Notwithstanding the failure to comply with the pre-suit notice requirement and the pleading requirements of the Florida Rules of Civil Procedure, Rule “1.190(a) provides that leave to amend ‘shall be given freely when justice so requires.’ ” Cousins Restaurant Assocs. ex rel. Cousins Mgmt. Corp. v. TGI Friday's, Inc., 843 So.2d 980, 982 (Fla. 4th DCA 2003) (quoting Fla. R. Civ. P. 1.190(a)). “[L]eave to amend should not be denied unless the privilege has been abused, there is prejudice to the opposing party, or amendment would be futile.” Life Gen. Sec. Ins. Co. v. Horal, 667 So.2d 967, 969 (Fla. 4th DCA 1996).
Here, the owner acknowledged some of the pleading deficiencies and requested leave to amend. Because this is not a case where the owner filed repetitive motions to amend and abused the privilege, and because there was no finding that an amendment would be futile, the trial court erred in dismissing the case with prejudice.
For this reason alone, we reverse and remand the case to the trial court for the owner to be given an opportunity to amend the verified complaint.
The owner also argued the trial court erred in denying her request to enforce the association bylaws. The owner maintained that the board members' inclusion on the ballot violated the association's by-laws, as amended in 1986 to impose board member term limits. The defendants responded that the 1986 amendments were invalid and had never been enforced. They further argued the issue was moot as the election took place before the hearing on the motion. The owner replied that the defendants' challenge to the 1986 amendment was barred by the statute of limitations.
We have de novo review of this issue. Carlin v. State, 939 So.2d 245, 247 (Fla. 1st DCA 2006).
The owner's motion to enforce the bylaws sought to prevent the re-election of the board of directors then scheduled for February 22, 2016. The hearing on the motion took place in April, 2016. In denying the owner's motion, the trial court found the election of the same board of directors rendered the motion moot. This was a proper basis for dismissal given that the specific controversy that was the subject of the owner's motion, the inclusion of the board directors on the ballot, no longer existed. See Godwin v. State, 593 So.2d 211, 212 (Fla. 1992) (defining mootness and articulating three exceptions to an otherwise moot case, but holding the issue in the case was not moot). Upon remand, the owner may address the eligibility of these board members in her amended complaint.
Because we are remanding to give the owner an opportunity to amend the verified complaint, we note the following pleading deficiencies raised by the various defendants. Count one alleged a breach of fiduciary duty against the association, a duty which does not exist. Towerhouse Condo., Inc. v. Millman, 475 So.2d 674, 676 (Fla. 1985).
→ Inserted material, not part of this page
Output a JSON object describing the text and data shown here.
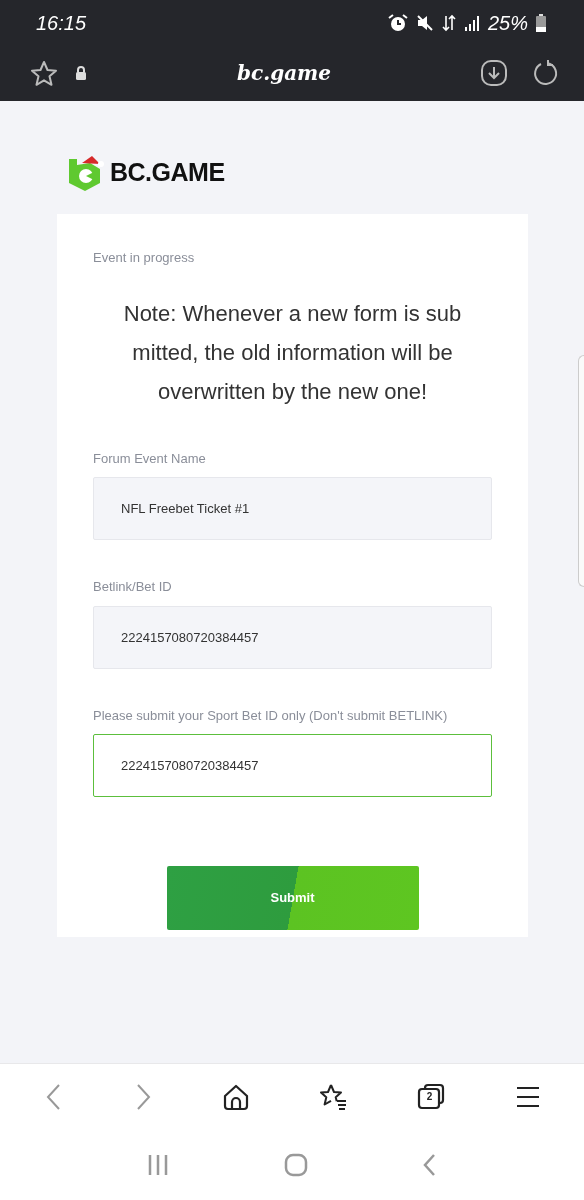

The dismissal of the holding companies as to counts one and two appears to have been correct as they are not alleged to have breached any duty. The dismissal in favor of the three board members individually is correct as they may be allegedly liable only in their representative capacity for breach of their fiduciary duty as officers and directors. See § 617.0834, Fla. Stat. (2016).
Upon remand, the owner shall be given an opportunity to correct these pleading deficiencies.
Affirmed in part; reversed in part; and remanded.
1. The trial court found that only three of the seven board members were served.
Gross and Forst, JJ., concur.